As for blocked web sites, Facebook is behind the Great Firewall. I think I have figured a way to post these blogs and link them on Facebook. Hopefully, this will not irritate the Chinese authorities too much. I do not plan on being news on CNN. I may have to be idiom laden in my commentary. I figure the small group of Chinese old guys who make all the important decisions have other things to do.
We will be with the 5 Star tour through most of China until the last day when we are on our own in Beijing. We have to try one real Chinese hotel after all the nights in the “Westin” and on the cruise ship. Peggy picked the Double Happiness Courtyard Hotel in the traditional Hutong area of Beijing. What could go wrong in such a place with a name like that?

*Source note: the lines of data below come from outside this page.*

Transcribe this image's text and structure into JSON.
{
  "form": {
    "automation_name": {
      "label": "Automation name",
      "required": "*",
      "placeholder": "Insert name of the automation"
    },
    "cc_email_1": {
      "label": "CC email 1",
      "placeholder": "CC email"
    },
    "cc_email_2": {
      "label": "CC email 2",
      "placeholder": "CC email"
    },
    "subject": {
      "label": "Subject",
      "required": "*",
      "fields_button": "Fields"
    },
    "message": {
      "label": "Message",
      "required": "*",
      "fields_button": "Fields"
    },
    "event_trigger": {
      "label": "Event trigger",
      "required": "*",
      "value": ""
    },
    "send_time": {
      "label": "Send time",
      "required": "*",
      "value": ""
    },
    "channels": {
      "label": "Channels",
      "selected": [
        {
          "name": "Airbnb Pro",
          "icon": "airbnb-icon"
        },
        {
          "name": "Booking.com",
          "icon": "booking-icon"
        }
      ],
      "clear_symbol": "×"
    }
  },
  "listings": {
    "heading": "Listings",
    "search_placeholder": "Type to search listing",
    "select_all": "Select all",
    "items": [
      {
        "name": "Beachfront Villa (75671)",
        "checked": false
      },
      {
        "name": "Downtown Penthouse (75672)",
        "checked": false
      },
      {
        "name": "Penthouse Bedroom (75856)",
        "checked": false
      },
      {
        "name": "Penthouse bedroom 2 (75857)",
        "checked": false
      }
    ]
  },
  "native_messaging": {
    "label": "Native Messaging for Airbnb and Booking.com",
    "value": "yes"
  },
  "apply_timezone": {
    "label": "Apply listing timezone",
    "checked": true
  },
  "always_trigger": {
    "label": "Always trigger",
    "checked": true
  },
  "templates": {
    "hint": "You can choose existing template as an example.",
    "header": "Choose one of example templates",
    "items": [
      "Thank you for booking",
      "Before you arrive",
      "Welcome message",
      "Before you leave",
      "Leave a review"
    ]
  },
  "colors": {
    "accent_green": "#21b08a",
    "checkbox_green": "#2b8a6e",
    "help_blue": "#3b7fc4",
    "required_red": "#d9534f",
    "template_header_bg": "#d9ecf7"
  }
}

Packing is always a challenge. If we were only on the cruise ship, we would load up our 50 pound suitcase and another 20 pounds for carryon. Since we will be riding the Japanese trains, we need to pack lighter and have bags that can be maneuvered through the stations and to our hotel. Fortunately, Viking doesn’t have formal nights and the required suits. Instead we have packed bug spray (for the Yangtze mosquitos), rain gear and binoculars for viewing the Terra Cotta Warriors. We need pack layers as temperatures in China can range all over the place. We do not have respirators for Beijing and will hope for the best. Our dear friend Reiko, who we will be visiting in Japan, says that March-April is the best time to visit Japan. I hope our clothing selections will work there also. We expect plenty of Cherry blossoms.

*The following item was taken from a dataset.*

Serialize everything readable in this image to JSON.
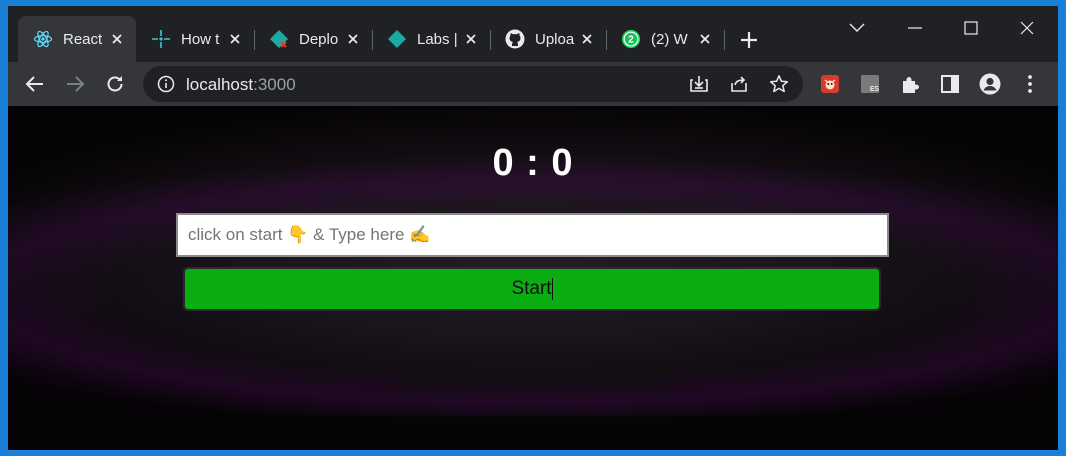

I assume that we will be pretty much isolated in China from the normal Chinese lifestyle. Our visits will probably mean following the umbrella guide. We shall see. In Japan we will be on our own most of the time. The Japanese trains run on time and are spotless. Most Japanese speak some English. I need to brush up on the polite words for both countries. Japanese etiquette is extraordinary. We have purchased some small Yosemite gifts for our Japanese hosts along with business cards. I hope I have the bowing and hand gestures correct. I understand they give us westerners a bit if slack.
We also packed the usual clothesline, laundry soap and stopper for the sink in case laundry service is not as planned. First aid kit and TP will be there if needed. The usual collection of electronic gizmos and camera stuff are also in their little bags. We have provided each other with three days of each other’s clothing in case luggage gets lost. Be prepared.
I guess we are ready to go. We leave San Jose tomorrow and after crossing the International Dateline, we will be Shanghai late Thursday night. You will either see the blog links on Facebook or click the Follow button on the blog site. Bon Voyage!
Mark and Peggy